Eyeing Vivendi's Assets


It was a financial performance that only an AOL Time Warner shareholder could fully appreciate: In 2002, Vivendi Universal lost $25.6 billion, the biggest loss ever for a company based in France. The company took a $20 billion write-down on the value of its assets, due largely to the misguided merger with Seagram two years ago. Most of it was applied to the U.S.-based Vivendi Universal Entertainment (VUE) properties, acquired in the Seagram transaction.

"It would be a euphemism to say it was a difficult year," Vivendi CEO Jean-René Foutou deadpanned last week. That would be an understatement all right.

It's almost assured that the company's U.S. entertainment assets will be sold off this year or next. What the company is struggling to determine is how high a price it can get for them and whether it will have to sell the assets piecemeal in order to maximize their value.

So far, the company has one bid for VUE and the Universal Music Group from an investor group lead by Marvin Davis, who recently persuaded the Carlyle Group, Bain Capital and the Texas Pacific Group to put up capital in support of his $20 billion bid. There were reports last week that he threatened to withdraw the bid if Vivendi didn't negotiate exclusively with him to wrap up a deal. But sources familiar with the situation insisted Davis didn't "paint himself into a corner like that" and is "still in the game."

Others, though, have expressed interest in making a bid for some or all of the VUE assets, which include the Universal Film Studio; Universal Television, the TV production company that, with Dick Wolf, is responsible for the Law & Order
franchise; the USA Network, with its hit series Monk; and the Sci Fi Channel. Sources confirm that companies that have expressed such interest include Viacom, NBC and MGM-UA.

Short of confirming that the company plans to sell at least $7 billion in assets this year to help shore up its books, Foutou had little to say last week about the status of talks with those he has met to discuss such sales. The company does confirm that "several potential partners" have approached it.

"People ask me why don't you accept this or that offer ... or the one from Marvin Davis," Foutou said during a year-end financial presentation in Paris last week. His answer is that the company is focused on the long term. Well, two years anyway. And he will take his time considering what to sell and when and to whom. "We have to overcome a crisis from which we have not fully emerged," he said. Asset disposal at the best price "is not easy given the current climate."

During last week's presentation, Foutou did confirm a meeting with Sumner Redstone—but only because Redstone confirmed the meeting first.
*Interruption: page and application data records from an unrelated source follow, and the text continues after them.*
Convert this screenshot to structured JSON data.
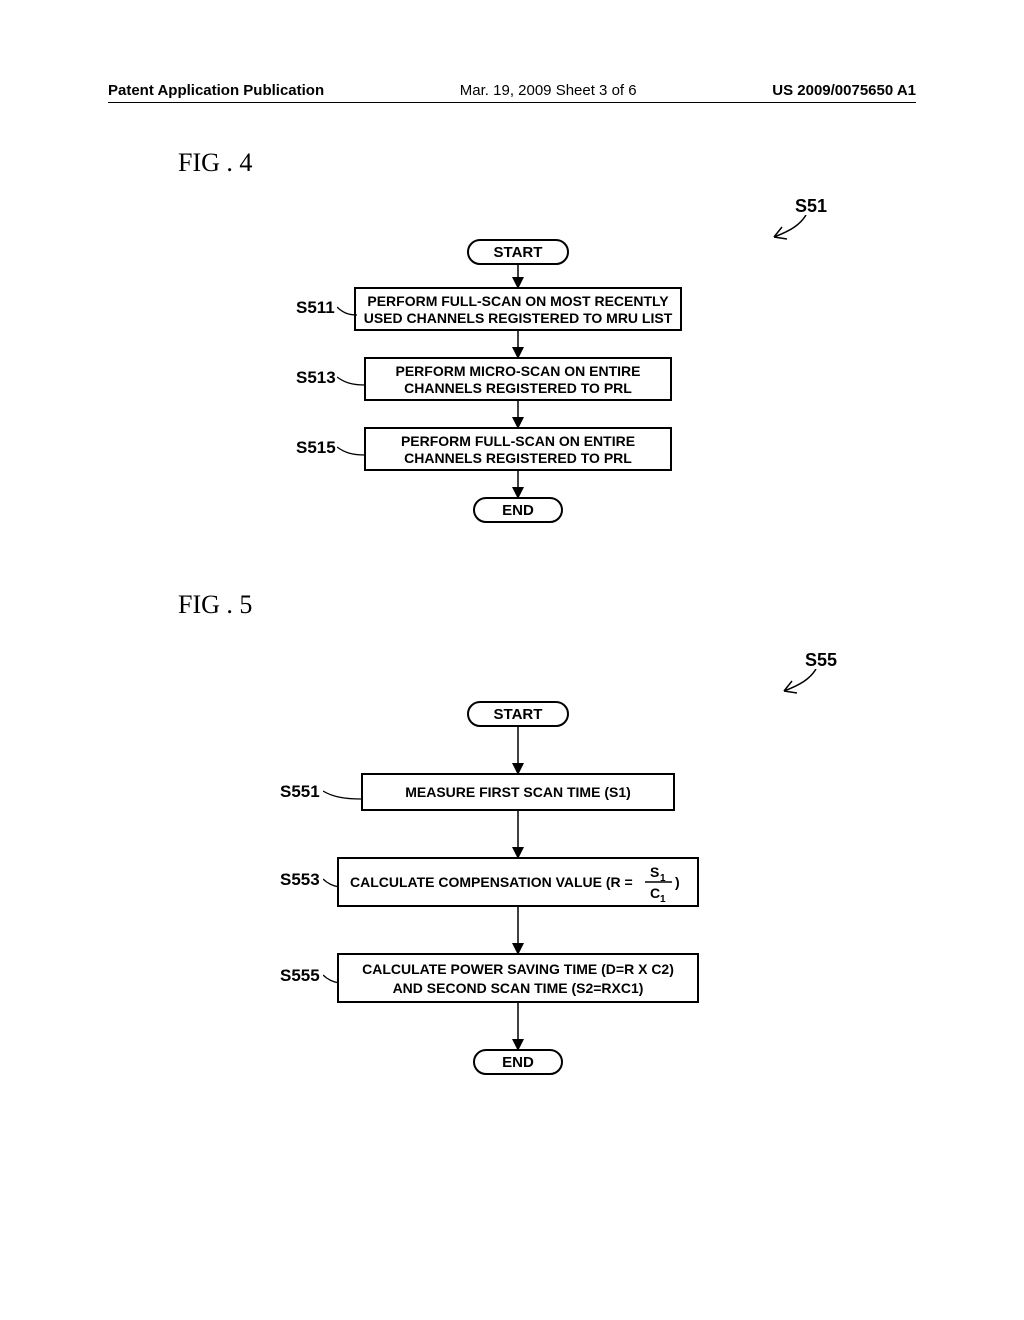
{
  "header": {
    "left": "Patent Application Publication",
    "mid": "Mar. 19, 2009  Sheet 3 of 6",
    "right": "US 2009/0075650 A1"
  },
  "fig4": {
    "label": "FIG . 4",
    "ref": "S51",
    "start": "START",
    "end": "END",
    "s511": {
      "tag": "S511",
      "l1": "PERFORM FULL-SCAN ON MOST RECENTLY",
      "l2": "USED CHANNELS REGISTERED TO MRU LIST"
    },
    "s513": {
      "tag": "S513",
      "l1": "PERFORM MICRO-SCAN ON ENTIRE",
      "l2": "CHANNELS REGISTERED TO PRL"
    },
    "s515": {
      "tag": "S515",
      "l1": "PERFORM FULL-SCAN ON ENTIRE",
      "l2": "CHANNELS REGISTERED TO PRL"
    }
  },
  "fig5": {
    "label": "FIG . 5",
    "ref": "S55",
    "start": "START",
    "end": "END",
    "s551": {
      "tag": "S551",
      "line": "MEASURE FIRST SCAN TIME (S1)"
    },
    "s553": {
      "tag": "S553",
      "prefix": "CALCULATE COMPENSATION VALUE  (R = ",
      "num": "S",
      "numsub": "1",
      "den": "C",
      "densub": "1",
      "suffix": ")"
    },
    "s555": {
      "tag": "S555",
      "l1": "CALCULATE POWER SAVING TIME (D=R X C2)",
      "l2": "AND SECOND SCAN TIME (S2=RXC1)"
    }
  }
}
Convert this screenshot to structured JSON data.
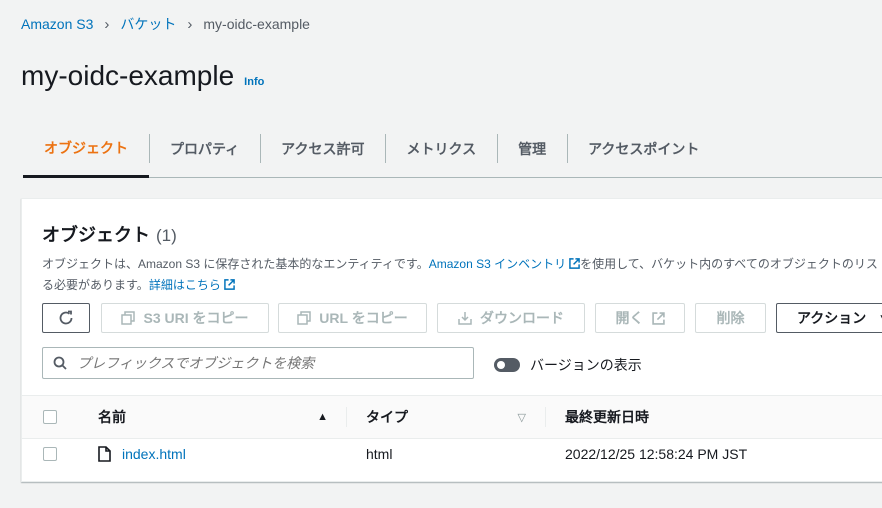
{
  "breadcrumb": {
    "root": "Amazon S3",
    "buckets": "バケット",
    "current": "my-oidc-example"
  },
  "header": {
    "title": "my-oidc-example",
    "info": "Info"
  },
  "tabs": [
    "オブジェクト",
    "プロパティ",
    "アクセス許可",
    "メトリクス",
    "管理",
    "アクセスポイント"
  ],
  "objects": {
    "title": "オブジェクト",
    "count": "(1)",
    "description_1": "オブジェクトは、Amazon S3 に保存された基本的なエンティティです。",
    "inventory_link": "Amazon S3 インベントリ",
    "description_2": "を使用して、バケット内のすべてのオブジェクトのリス",
    "description_3": "る必要があります。",
    "details_link": "詳細はこちら"
  },
  "toolbar": {
    "copy_s3_uri": "S3 URI をコピー",
    "copy_url": "URL をコピー",
    "download": "ダウンロード",
    "open": "開く",
    "delete": "削除",
    "actions": "アクション"
  },
  "search": {
    "placeholder": "プレフィックスでオブジェクトを検索"
  },
  "versions_toggle": {
    "label": "バージョンの表示"
  },
  "table": {
    "columns": [
      "名前",
      "タイプ",
      "最終更新日時"
    ],
    "rows": [
      {
        "name": "index.html",
        "type": "html",
        "last_modified": "2022/12/25 12:58:24 PM JST"
      }
    ]
  }
}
And Viacom's interest is fairly limited. Redstone told attendees at last week's Bear Stearns media conference in Palm Beach, Fla., that he would like to get his hands on Sci Fi because his company has the programming (Star Trek, among other franchises) to fill it. Sources said that is pretty much the extent of Viacom's interest. The company really doesn't need another general-interest entertainment company like USA (it has TNN, CBS and UPN) and has no interest in the film company.

Although NBC will take a look at the assets, the General Electric subsidiary certainly would not make a bid for all of VUE. GE Chairman Jeff Immelt is on the record saying there is no interest in such a bid. NBC Chairman Bob Wright has said repeatedly that the company has no interest in being in the film business, and sources familiar with the situation said last week that he hasn't changed his mind on that score. But the company does have an appetite for cable networks.

Sources also confirm some interest on the part of Metro-Goldwyn-Mayer Inc. although the extent and shape of that interest remain unclear. With total annual revenue of less than $2 billion and a net loss of $142 million in 2002, the company would appear challenged to come up with a financial package to buy VUE outright. But then again, we are talking about MGM here: the most sold, merged, resold and de-merged (and re-merged) media company in the free world. So don't rule it out.

Then there's USAI and VUE Chairman Barry Diller. What designs he has on the VUE assets are unclear. Some say he has little interest in any long-term stewardship over them. With Diller, though, it's hard to predict what strategy he might embrace tomorrow.